▸ Data records
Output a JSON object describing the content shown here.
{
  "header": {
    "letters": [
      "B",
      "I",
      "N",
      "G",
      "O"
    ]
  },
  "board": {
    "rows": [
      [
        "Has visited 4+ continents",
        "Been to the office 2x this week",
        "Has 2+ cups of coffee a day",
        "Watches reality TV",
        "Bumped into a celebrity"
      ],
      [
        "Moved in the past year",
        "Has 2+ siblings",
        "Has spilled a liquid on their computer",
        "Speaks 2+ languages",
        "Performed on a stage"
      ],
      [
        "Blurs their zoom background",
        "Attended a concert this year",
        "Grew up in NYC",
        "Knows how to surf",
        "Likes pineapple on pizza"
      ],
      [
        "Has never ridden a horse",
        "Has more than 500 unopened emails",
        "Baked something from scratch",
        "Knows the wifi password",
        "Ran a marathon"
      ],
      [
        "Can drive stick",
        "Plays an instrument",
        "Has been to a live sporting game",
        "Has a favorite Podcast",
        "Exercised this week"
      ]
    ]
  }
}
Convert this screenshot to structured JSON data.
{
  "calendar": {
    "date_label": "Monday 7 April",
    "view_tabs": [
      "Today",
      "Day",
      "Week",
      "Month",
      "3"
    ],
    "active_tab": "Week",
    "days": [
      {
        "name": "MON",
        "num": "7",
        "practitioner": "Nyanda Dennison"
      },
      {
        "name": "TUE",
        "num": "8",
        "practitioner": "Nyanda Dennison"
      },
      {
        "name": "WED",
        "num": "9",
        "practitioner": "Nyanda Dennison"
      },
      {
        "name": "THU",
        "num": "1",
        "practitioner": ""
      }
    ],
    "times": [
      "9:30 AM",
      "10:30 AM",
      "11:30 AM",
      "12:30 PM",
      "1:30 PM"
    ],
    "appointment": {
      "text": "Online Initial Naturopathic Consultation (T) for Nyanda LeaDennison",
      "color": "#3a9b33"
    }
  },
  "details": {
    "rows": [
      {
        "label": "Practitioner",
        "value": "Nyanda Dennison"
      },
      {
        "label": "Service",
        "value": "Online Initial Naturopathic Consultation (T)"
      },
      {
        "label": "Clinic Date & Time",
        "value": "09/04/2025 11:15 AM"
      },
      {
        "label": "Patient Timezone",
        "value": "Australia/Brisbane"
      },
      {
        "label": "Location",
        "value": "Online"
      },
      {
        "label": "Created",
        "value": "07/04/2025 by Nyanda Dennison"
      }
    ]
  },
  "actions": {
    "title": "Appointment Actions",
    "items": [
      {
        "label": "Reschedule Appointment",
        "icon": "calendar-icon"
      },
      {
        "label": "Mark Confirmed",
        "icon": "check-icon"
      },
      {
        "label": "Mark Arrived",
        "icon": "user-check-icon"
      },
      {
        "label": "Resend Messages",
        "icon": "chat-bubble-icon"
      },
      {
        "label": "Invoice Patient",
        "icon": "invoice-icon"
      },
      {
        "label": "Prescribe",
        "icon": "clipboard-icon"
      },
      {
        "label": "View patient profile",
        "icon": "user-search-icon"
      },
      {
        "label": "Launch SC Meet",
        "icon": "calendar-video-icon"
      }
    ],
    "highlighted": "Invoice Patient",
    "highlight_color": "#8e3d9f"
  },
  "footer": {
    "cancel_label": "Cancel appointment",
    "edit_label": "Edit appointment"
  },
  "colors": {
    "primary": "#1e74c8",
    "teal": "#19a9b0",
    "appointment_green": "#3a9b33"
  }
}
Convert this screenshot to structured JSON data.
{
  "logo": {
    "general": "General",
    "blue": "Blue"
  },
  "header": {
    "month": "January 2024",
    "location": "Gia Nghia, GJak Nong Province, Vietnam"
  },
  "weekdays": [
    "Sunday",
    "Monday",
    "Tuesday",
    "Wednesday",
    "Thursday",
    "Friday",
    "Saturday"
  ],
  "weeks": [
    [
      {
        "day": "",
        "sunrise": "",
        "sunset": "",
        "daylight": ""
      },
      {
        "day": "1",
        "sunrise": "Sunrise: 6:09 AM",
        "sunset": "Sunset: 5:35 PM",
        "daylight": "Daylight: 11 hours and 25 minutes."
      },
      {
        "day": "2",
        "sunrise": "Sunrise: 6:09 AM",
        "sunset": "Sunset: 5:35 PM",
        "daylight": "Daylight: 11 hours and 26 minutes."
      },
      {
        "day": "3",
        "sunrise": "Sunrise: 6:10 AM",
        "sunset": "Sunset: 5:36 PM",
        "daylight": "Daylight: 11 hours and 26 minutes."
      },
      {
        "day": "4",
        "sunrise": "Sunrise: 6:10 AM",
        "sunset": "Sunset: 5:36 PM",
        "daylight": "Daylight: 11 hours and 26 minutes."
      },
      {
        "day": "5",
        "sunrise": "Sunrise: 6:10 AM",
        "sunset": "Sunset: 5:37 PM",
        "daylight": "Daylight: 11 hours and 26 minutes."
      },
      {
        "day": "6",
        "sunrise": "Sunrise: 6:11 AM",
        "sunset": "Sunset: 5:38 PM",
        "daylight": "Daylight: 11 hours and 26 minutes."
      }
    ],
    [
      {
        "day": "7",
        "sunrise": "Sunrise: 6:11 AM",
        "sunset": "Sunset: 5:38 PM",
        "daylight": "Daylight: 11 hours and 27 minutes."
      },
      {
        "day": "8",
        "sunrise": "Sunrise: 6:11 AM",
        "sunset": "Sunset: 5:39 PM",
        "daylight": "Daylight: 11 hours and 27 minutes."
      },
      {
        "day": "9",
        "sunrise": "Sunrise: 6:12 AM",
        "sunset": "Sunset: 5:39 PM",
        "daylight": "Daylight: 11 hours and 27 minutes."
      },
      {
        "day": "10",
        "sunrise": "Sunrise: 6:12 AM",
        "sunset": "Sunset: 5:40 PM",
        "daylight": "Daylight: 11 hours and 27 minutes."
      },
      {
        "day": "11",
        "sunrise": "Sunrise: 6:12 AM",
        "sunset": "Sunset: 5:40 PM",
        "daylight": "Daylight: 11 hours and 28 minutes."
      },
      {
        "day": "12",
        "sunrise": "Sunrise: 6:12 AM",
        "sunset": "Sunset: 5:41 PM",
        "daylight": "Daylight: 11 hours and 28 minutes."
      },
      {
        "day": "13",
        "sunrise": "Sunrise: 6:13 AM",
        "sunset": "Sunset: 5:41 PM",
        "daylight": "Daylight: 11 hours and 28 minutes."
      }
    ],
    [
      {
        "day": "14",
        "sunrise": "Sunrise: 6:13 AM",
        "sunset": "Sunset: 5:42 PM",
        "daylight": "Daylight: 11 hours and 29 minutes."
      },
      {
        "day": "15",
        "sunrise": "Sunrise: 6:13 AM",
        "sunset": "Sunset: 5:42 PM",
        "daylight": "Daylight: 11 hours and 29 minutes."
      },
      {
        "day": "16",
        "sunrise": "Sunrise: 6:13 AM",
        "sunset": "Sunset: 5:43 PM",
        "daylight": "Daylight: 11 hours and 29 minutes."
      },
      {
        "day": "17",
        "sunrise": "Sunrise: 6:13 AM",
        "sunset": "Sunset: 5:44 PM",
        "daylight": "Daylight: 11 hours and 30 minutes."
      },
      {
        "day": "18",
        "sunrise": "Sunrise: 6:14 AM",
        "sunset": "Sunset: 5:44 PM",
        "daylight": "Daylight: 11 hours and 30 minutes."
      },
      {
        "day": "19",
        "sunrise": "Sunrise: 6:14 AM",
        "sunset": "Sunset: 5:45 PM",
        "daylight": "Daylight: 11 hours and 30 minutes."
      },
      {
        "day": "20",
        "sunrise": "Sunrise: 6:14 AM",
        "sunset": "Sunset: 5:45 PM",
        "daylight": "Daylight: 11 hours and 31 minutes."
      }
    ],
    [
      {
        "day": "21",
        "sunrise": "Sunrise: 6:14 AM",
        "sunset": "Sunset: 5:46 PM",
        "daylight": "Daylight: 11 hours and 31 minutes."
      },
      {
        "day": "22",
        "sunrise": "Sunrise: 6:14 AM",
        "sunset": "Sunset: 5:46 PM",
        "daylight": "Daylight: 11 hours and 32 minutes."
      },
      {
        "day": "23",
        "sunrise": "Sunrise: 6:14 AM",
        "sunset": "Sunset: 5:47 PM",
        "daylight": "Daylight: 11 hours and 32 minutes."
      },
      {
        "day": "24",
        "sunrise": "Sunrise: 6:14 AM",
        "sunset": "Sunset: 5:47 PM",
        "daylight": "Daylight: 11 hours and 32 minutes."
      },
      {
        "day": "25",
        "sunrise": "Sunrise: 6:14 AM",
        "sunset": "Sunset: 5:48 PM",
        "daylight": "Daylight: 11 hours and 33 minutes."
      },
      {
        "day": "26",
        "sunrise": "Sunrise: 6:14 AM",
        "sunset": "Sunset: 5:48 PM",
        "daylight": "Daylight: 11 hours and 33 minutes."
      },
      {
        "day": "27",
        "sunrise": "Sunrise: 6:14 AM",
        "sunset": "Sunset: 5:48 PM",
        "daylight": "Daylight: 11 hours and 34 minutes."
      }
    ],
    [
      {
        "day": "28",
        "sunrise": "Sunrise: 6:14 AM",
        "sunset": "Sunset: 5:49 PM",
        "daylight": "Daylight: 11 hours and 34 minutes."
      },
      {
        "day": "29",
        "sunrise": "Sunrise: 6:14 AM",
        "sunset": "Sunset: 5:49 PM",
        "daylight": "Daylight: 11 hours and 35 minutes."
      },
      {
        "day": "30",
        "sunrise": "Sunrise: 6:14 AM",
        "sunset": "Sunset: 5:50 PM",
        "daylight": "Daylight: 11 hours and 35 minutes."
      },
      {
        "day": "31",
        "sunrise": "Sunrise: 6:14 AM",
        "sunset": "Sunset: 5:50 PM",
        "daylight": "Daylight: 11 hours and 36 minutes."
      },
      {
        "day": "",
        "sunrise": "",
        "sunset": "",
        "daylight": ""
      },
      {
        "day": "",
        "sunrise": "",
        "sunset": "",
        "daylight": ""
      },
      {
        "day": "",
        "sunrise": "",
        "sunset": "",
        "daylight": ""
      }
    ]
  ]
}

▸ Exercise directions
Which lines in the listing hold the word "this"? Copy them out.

▸ Exercise result
        "Been to the office 2x this week",
        "Attended a concert this year",
        "Exercised this week"
Convert this screenshot to structured JSON data.
Convert this screenshot to structured JSON data.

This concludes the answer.